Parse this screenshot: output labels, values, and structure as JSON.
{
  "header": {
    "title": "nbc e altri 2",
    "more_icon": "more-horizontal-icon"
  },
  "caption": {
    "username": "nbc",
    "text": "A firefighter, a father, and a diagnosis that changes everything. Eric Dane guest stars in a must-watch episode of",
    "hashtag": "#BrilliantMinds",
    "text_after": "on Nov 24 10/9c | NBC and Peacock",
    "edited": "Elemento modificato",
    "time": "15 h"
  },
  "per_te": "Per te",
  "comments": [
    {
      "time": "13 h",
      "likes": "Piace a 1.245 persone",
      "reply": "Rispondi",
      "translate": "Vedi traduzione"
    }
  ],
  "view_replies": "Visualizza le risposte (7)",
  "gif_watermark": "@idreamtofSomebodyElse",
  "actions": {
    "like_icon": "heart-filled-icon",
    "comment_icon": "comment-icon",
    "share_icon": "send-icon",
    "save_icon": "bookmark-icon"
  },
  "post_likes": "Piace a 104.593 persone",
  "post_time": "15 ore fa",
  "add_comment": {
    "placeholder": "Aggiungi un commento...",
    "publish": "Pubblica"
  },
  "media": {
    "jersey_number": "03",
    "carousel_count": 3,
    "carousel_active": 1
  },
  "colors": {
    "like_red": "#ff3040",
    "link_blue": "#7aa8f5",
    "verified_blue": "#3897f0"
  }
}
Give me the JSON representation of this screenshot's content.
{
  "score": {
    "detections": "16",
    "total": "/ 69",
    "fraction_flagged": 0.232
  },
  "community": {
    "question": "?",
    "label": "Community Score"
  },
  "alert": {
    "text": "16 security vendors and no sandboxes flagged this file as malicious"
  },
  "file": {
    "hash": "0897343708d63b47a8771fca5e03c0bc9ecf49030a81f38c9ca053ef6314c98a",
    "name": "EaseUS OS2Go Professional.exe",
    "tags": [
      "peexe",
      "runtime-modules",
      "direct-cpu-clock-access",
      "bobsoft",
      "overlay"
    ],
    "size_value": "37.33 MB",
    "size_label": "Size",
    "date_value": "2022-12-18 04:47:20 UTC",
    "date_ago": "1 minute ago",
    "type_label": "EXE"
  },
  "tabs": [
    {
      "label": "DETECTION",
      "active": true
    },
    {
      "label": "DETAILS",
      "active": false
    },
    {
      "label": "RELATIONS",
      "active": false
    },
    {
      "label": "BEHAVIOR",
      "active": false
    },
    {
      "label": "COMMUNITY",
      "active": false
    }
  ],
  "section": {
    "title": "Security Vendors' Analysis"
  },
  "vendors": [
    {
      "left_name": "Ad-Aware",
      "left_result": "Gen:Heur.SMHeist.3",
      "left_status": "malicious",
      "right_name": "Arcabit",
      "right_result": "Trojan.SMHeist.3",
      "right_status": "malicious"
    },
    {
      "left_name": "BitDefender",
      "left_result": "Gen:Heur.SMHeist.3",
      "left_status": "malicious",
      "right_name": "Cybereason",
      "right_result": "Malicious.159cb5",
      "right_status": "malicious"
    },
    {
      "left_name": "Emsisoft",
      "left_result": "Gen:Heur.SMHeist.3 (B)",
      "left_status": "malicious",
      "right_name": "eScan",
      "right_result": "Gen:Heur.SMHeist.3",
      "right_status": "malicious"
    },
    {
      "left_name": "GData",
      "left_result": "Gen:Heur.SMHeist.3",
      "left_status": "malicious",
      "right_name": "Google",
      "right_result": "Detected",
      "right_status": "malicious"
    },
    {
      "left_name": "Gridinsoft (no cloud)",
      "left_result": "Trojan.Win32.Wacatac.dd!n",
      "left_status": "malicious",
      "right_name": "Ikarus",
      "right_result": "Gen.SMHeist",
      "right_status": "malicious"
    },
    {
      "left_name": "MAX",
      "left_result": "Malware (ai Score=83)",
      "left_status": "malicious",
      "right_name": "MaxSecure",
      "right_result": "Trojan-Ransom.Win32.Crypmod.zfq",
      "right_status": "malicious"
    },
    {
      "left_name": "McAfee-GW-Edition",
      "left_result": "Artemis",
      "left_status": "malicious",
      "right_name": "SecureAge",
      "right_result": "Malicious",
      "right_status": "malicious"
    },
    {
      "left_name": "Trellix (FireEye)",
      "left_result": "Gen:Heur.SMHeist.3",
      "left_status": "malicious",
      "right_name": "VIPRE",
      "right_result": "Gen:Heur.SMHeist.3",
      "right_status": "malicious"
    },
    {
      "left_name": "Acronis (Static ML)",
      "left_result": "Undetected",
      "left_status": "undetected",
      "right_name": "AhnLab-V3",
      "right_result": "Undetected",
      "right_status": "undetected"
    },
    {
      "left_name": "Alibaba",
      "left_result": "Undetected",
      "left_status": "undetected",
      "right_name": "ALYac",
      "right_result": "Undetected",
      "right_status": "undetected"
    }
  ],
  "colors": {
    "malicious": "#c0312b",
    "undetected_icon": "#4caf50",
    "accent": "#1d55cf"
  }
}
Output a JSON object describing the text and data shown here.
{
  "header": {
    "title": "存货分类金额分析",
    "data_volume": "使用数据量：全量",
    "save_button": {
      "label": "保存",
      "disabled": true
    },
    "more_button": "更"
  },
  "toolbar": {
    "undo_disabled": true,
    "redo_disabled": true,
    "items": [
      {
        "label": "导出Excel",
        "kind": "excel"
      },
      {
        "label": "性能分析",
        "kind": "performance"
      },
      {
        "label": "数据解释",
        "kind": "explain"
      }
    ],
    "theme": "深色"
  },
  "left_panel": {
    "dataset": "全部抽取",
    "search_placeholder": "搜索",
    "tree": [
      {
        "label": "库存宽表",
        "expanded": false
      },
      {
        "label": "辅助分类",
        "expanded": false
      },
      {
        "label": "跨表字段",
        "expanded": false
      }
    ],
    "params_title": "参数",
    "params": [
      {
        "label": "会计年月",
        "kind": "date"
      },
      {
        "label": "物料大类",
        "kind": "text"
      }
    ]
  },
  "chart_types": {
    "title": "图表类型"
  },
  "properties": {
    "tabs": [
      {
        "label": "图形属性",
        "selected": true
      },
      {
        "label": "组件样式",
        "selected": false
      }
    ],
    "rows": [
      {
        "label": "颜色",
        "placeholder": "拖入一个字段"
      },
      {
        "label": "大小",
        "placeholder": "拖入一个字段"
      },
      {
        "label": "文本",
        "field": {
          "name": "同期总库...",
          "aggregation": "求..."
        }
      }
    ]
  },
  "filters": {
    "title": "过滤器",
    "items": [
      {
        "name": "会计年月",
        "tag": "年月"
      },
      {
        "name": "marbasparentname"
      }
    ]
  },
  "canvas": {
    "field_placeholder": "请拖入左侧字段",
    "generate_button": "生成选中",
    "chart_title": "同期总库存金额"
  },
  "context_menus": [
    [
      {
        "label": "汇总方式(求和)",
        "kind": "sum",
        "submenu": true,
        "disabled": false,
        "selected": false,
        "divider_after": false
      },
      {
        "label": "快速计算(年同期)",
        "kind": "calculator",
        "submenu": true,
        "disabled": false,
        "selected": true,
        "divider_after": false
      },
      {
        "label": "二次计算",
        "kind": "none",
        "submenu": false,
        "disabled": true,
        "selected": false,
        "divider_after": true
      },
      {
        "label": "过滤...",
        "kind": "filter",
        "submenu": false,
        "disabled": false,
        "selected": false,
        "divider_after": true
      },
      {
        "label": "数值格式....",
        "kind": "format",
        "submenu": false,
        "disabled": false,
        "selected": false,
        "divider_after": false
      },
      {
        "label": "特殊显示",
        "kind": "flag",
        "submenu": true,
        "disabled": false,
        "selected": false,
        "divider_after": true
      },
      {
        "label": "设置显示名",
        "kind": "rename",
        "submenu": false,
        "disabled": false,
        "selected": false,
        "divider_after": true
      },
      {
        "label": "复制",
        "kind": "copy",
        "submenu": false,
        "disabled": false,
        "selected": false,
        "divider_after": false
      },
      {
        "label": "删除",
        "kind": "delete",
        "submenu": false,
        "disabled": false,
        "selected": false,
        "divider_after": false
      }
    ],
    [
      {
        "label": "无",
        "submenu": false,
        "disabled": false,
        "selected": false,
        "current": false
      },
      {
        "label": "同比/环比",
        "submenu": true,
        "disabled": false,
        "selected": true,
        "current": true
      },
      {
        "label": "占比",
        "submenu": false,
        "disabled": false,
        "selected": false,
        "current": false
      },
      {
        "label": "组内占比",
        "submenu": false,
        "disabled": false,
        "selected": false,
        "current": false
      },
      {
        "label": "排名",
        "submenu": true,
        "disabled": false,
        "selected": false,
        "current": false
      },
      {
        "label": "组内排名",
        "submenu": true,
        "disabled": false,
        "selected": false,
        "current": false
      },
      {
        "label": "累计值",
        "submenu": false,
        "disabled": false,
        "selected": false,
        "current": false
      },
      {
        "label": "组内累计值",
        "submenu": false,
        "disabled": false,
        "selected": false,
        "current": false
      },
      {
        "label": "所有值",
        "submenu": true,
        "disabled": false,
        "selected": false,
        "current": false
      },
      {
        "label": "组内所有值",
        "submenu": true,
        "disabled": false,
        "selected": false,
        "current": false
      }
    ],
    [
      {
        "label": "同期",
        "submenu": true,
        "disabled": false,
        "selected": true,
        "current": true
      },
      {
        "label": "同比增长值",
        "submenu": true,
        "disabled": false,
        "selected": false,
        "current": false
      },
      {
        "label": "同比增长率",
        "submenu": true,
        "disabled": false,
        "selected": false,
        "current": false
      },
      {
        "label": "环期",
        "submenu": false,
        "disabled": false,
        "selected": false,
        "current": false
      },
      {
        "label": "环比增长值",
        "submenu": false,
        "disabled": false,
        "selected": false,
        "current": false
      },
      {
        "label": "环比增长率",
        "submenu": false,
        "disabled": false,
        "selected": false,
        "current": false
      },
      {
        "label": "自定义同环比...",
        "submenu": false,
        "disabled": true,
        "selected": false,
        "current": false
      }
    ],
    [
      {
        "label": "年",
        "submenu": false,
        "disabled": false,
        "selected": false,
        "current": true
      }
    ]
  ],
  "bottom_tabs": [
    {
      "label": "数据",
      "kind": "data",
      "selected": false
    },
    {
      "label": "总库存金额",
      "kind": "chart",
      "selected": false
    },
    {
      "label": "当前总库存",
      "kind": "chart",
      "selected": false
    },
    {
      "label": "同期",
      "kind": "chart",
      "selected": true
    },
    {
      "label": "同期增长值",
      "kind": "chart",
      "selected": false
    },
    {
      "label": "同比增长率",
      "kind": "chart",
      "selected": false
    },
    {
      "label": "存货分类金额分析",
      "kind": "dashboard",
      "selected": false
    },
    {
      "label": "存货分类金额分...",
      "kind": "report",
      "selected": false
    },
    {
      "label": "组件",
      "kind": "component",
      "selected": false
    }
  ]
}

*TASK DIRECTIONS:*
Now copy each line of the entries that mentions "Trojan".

*RESPONSE:*
      "right_result": "Trojan.SMHeist.3",
      "left_result": "Trojan.Win32.Wacatac.dd!n",
      "right_result": "Trojan-Ransom.Win32.Crypmod.zfq",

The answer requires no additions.